Data records
=-=-=-=-=

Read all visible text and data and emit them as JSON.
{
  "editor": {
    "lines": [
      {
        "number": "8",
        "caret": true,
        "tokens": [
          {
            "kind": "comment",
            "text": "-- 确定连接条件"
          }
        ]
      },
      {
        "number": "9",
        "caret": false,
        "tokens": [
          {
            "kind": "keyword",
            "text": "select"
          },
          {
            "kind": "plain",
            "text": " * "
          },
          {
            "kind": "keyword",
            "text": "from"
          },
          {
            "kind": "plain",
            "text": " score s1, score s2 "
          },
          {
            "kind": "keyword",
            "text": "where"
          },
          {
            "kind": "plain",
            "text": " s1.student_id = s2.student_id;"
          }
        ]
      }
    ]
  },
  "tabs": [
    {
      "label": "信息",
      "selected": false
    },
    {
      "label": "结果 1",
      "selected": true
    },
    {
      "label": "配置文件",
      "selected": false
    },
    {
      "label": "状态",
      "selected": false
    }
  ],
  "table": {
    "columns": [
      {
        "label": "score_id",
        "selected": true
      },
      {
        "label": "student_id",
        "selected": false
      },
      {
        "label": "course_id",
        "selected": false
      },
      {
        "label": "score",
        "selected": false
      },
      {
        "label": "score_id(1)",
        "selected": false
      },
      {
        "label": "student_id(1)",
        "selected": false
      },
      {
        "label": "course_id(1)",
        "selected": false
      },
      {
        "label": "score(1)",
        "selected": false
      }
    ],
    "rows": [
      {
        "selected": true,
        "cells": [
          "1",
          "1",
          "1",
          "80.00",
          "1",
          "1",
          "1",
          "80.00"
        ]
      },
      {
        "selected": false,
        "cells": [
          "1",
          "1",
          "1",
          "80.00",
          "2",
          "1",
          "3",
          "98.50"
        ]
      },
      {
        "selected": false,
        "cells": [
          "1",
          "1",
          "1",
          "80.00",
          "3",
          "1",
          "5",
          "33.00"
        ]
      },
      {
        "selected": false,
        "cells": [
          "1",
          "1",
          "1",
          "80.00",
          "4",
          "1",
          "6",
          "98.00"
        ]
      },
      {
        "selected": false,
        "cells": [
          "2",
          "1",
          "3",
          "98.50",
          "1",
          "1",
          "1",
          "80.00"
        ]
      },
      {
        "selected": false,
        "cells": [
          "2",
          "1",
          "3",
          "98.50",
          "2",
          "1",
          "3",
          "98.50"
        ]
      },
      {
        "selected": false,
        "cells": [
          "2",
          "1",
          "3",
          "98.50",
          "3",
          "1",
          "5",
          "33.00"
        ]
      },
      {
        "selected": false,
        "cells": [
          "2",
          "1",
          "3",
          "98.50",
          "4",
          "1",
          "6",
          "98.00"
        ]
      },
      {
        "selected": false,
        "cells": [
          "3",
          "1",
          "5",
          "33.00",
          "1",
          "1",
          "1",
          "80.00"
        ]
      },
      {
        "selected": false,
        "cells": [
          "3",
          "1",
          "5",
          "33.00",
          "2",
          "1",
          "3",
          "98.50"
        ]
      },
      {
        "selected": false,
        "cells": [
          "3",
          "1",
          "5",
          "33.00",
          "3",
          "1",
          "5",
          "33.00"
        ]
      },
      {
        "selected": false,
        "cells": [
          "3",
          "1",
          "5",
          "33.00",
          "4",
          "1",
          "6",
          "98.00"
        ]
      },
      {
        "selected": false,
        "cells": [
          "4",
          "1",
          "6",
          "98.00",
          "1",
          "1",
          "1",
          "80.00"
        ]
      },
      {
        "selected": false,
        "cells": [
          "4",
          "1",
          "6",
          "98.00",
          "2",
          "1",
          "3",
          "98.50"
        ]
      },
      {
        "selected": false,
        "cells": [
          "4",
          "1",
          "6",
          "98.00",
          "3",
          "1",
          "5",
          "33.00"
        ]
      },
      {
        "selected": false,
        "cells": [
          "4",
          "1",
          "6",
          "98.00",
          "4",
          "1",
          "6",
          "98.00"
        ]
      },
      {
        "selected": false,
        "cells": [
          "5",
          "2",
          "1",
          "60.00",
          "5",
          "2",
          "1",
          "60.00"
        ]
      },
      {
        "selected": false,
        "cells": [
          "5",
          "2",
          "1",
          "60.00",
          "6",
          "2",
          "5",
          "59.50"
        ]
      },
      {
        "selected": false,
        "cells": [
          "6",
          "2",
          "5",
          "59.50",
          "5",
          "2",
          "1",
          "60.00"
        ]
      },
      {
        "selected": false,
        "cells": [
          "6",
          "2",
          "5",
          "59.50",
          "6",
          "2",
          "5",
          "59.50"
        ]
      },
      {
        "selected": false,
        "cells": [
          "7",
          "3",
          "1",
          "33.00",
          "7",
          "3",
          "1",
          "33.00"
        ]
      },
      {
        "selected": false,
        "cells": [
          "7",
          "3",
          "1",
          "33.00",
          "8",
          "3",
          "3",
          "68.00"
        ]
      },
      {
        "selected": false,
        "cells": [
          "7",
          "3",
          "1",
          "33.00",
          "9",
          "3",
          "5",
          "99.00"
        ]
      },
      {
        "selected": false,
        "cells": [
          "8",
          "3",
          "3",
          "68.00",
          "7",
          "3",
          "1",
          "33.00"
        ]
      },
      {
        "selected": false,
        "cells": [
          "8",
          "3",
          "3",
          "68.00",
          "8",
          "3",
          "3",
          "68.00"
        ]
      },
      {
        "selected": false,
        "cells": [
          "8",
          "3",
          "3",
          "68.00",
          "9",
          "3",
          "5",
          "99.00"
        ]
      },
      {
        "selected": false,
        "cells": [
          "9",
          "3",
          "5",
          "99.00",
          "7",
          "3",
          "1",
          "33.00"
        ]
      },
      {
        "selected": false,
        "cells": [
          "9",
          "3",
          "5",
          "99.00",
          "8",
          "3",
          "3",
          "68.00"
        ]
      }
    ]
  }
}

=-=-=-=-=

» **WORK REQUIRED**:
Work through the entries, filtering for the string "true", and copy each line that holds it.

» **REPLY TO THE TASK**:
        "caret": true,
      "selected": true
        "selected": true
        "selected": true,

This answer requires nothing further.